VOL. 126 | NO. 39 | Friday, February 25, 2011
NHOM Brings Housing Opportunities to Working Poor
By Aisling Maki
For more than two decades, Neighborhood Housing Opportunities Management Executive Director Howard Eddings and his team have worked to rebuild Memphis neighborhoods most plagued by urban decay, whose broken windows and overgrown lots have become familiar eyesores in the wake of the Great Recession.
But Eddings’ latest project in his native Orange Mound neighborhood – where more than a quarter of families live at or below the poverty level – may be the most personal endeavor of his career.
The street where Eddings lived as a child is now desolate. An ugly, vacant house decaying on its corner, owned by an out-of-town corporation, stands as a sad testament to the realities harbored in and enabled by the crumbling walls of urban blight. It was there that Eddings’ close childhood friend, addicted to crack, died of exposure.
“He was there weeks before people knew,” Eddings said. “I’ve gone in this house several times thinking that we need to take this house back for this community – either push it down or build it up so it can add value to this community.”
The City of Memphis has awarded Eddings’ Neighborhood Housing Opportunities Management, Inc., a community housing development organization, a half-million-dollar grant to build eight new 2- or 3-bedroom homes to provide safe, affordable housing options for working poor families with children.
The Orange Mound project is the latest installment of the program, which, in its 20-year history, has either built or rehabbed more than 300 family residences.
The NHO homes are under construction in Orange Mound, where the median household income is just over $21,000, according to the most recent census data.
The 38114 ZIP code is one of the city’s targeted areas for its Neighborhood Stabilization Program, which seeks to acquire properties to be rehabilitated for the purpose of reselling, renting or lease-purchasing in order to stabilize neighborhoods and control potential blight caused by foreclosures.
“They have been active in this area for a long time and have been excellent at what they do,” Robert Lipscomb, the city’s director of Housing and Community Development, said of NHO. “They also understand the connection between the enhancement of social service delivery, housing and employment.
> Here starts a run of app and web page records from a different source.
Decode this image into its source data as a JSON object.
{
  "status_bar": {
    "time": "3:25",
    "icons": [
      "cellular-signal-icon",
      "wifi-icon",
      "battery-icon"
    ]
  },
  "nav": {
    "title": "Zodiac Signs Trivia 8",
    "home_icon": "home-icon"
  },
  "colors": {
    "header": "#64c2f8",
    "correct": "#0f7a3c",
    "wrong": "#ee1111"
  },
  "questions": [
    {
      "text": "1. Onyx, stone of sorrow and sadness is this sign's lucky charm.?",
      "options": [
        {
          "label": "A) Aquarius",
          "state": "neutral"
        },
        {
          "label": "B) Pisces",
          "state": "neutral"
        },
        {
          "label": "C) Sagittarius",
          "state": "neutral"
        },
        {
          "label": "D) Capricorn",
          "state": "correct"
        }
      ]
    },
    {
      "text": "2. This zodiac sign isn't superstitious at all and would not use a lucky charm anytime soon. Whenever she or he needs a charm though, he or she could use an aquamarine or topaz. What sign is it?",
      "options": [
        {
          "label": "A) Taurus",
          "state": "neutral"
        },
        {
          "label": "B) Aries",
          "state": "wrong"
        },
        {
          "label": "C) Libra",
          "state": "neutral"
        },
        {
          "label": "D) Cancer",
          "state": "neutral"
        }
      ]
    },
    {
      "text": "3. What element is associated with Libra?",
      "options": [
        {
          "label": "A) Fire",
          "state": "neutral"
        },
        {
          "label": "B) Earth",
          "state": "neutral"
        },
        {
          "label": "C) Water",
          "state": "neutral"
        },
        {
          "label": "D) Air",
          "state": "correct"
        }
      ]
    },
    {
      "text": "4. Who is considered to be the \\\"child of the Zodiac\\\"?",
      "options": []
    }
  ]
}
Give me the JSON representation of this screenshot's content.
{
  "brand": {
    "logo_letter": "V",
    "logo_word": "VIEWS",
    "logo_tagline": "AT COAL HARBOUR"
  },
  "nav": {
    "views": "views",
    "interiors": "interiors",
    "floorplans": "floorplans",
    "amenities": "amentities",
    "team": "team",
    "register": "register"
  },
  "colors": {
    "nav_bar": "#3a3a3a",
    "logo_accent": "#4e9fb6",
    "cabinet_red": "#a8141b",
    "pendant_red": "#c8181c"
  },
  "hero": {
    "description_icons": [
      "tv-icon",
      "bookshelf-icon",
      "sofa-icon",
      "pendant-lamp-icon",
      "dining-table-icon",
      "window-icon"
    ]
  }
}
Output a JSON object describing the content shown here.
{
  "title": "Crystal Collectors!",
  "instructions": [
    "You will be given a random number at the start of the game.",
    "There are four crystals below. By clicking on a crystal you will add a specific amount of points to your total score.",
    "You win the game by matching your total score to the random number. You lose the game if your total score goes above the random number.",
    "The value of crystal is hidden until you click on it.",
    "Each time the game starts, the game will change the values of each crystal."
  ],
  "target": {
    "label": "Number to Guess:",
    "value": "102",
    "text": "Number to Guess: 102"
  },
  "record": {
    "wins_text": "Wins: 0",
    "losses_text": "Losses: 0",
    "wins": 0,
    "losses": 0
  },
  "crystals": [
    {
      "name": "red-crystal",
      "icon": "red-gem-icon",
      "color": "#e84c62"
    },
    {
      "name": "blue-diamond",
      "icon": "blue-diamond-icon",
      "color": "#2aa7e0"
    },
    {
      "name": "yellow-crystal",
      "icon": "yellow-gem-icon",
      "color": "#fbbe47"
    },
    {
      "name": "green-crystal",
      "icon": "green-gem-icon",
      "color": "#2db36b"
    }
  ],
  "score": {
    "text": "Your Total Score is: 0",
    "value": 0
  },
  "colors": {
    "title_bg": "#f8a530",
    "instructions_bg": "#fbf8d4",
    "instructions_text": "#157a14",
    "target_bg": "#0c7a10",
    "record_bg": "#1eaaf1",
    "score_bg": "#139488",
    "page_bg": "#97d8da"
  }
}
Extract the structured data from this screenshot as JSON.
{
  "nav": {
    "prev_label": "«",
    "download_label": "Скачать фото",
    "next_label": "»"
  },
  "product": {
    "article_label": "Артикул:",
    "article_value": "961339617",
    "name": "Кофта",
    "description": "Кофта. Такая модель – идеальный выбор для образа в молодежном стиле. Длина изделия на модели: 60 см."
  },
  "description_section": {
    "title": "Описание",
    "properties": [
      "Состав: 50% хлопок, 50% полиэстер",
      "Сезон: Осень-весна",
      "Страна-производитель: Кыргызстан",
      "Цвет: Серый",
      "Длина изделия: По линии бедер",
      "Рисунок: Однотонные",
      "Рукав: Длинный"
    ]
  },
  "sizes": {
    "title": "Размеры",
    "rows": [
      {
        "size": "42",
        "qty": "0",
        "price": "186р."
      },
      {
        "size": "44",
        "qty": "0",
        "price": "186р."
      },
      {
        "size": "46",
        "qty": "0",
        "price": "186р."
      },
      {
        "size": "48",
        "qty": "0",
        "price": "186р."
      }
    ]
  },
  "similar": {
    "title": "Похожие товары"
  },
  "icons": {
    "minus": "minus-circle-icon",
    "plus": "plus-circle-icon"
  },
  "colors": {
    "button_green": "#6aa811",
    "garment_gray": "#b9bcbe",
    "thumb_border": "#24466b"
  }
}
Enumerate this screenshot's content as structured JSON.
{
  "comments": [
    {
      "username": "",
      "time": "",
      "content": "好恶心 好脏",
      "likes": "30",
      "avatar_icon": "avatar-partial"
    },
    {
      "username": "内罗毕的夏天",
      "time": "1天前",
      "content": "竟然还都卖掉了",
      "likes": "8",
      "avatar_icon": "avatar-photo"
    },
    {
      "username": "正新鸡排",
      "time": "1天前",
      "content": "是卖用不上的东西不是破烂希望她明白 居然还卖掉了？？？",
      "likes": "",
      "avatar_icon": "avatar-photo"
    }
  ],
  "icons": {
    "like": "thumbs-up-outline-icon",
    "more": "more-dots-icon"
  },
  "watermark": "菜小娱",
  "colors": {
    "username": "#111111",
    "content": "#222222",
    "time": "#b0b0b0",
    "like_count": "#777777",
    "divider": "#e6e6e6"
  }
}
They do great work.”
NHO – which operates under the umbrella of the Memphis Leadership Foundation, a non-denominational Christian ministry – was founded in 1989 to empower low-income families toward economic stability through the provisions of homeownership.
“The overarching goal was to move people towards homeownership and empower people economically through homeownership,” Eddings said.
A decision to add rental units to the program prompted the formation of NHOM, the nonprofit subsidiary that manages the properties and pursues resources that leverage its ability to do so.
Approved families can lease a property from NHOM on an income-based sliding scale, while the organization works with them to encourage saving the difference in rent towards a down payment for the purchase of a home on the open market, or to repay debts and repair credit as needed to move closer to the ultimate goal of homeownership.
To purchase and rehab existing properties for interim housing and to fund the construction of new properties, NHOM partners with the city of Memphis, which uses federal funds to supplement the organization’s efforts.
Grants are distributed through a reimbursement process, and cash flow on the front end is derived from interest-free loans provided by local community partner entities that range from businesses to churches to foundations.
“The loans allow us to not go out and borrow the money at higher rates of interest, which drives up the cost of building the house and drives up the cost for us to rent to a lower-income family,” Eddings said.
The Orange Mound project is the latest installment of the program, which, in its 20-year history, has either built or rehabbed more than 300 family residences, primarily in Frayser, Raleigh and North Memphis.
And building new properties in struggling urban areas comes with its own set of challenges. Eddings said NHOM deals with frequent thefts involving new utility units, as well as the destruction of sheet rock to steal and sell copper tubing for quick cash.
But the payoff for NHOM’s efforts is evident in the success stories of families who’ve transitioned into the program from public housing to triumphantly attain freedom from debt, often to pursue higher education and realize the dream of homeownership.
Aquila Johnson and her family these past two years have experienced a better quality of life in their North Memphis home, acquired through the program.
“I like the community; all of us get along,” Johnson said. “There are no problems down here, shooting and all that – not in the area we’re in. All of us try to stick together and watch out for one another’s houses. It’s a good atmosphere for me and my children.”
The Daily News is a supporter of Neighborhood Housing Opportunities Management Inc.